◆ The problem: For this exercise, repeat each entry exactly as written.

--- Data ---

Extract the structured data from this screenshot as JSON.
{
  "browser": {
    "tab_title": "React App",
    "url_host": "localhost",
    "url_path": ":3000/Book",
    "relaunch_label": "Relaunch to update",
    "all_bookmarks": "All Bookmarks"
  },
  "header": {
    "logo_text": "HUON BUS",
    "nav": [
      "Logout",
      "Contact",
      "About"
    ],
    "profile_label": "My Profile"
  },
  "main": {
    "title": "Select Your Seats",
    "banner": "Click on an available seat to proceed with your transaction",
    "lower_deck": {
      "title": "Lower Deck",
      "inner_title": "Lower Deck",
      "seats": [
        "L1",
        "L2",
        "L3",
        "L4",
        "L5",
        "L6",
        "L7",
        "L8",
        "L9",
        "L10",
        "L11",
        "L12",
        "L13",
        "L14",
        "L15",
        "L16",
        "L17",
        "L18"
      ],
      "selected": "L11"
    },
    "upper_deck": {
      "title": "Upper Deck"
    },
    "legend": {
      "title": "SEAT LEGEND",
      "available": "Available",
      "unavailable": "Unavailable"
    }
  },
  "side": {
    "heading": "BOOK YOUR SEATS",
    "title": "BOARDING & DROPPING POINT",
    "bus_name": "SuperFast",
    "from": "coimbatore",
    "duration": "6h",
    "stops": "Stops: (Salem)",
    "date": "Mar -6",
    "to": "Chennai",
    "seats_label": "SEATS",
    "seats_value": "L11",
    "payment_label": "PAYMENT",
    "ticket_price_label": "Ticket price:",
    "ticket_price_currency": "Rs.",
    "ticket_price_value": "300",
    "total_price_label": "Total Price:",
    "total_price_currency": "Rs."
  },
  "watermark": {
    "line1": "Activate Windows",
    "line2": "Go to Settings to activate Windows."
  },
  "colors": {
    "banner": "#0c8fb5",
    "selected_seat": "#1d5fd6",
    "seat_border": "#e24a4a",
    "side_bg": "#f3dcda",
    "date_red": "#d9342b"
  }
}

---

◆ Response to the task:
Extract the structured data from this screenshot as JSON.
{
  "browser": {
    "tab_title": "React App",
    "url_host": "localhost",
    "url_path": ":3000/Book",
    "relaunch_label": "Relaunch to update",
    "all_bookmarks": "All Bookmarks"
  },
  "header": {
    "logo_text": "HUON BUS",
    "nav": [
      "Logout",
      "Contact",
      "About"
    ],
    "profile_label": "My Profile"
  },
  "main": {
    "title": "Select Your Seats",
    "banner": "Click on an available seat to proceed with your transaction",
    "lower_deck": {
      "title": "Lower Deck",
      "inner_title": "Lower Deck",
      "seats": [
        "L1",
        "L2",
        "L3",
        "L4",
        "L5",
        "L6",
        "L7",
        "L8",
        "L9",
        "L10",
        "L11",
        "L12",
        "L13",
        "L14",
        "L15",
        "L16",
        "L17",
        "L18"
      ],
      "selected": "L11"
    },
    "upper_deck": {
      "title": "Upper Deck"
    },
    "legend": {
      "title": "SEAT LEGEND",
      "available": "Available",
      "unavailable": "Unavailable"
    }
  },
  "side": {
    "heading": "BOOK YOUR SEATS",
    "title": "BOARDING & DROPPING POINT",
    "bus_name": "SuperFast",
    "from": "coimbatore",
    "duration": "6h",
    "stops": "Stops: (Salem)",
    "date": "Mar -6",
    "to": "Chennai",
    "seats_label": "SEATS",
    "seats_value": "L11",
    "payment_label": "PAYMENT",
    "ticket_price_label": "Ticket price:",
    "ticket_price_currency": "Rs.",
    "ticket_price_value": "300",
    "total_price_label": "Total Price:",
    "total_price_currency": "Rs."
  },
  "watermark": {
    "line1": "Activate Windows",
    "line2": "Go to Settings to activate Windows."
  },
  "colors": {
    "banner": "#0c8fb5",
    "selected_seat": "#1d5fd6",
    "seat_border": "#e24a4a",
    "side_bg": "#f3dcda",
    "date_red": "#d9342b"
  }
}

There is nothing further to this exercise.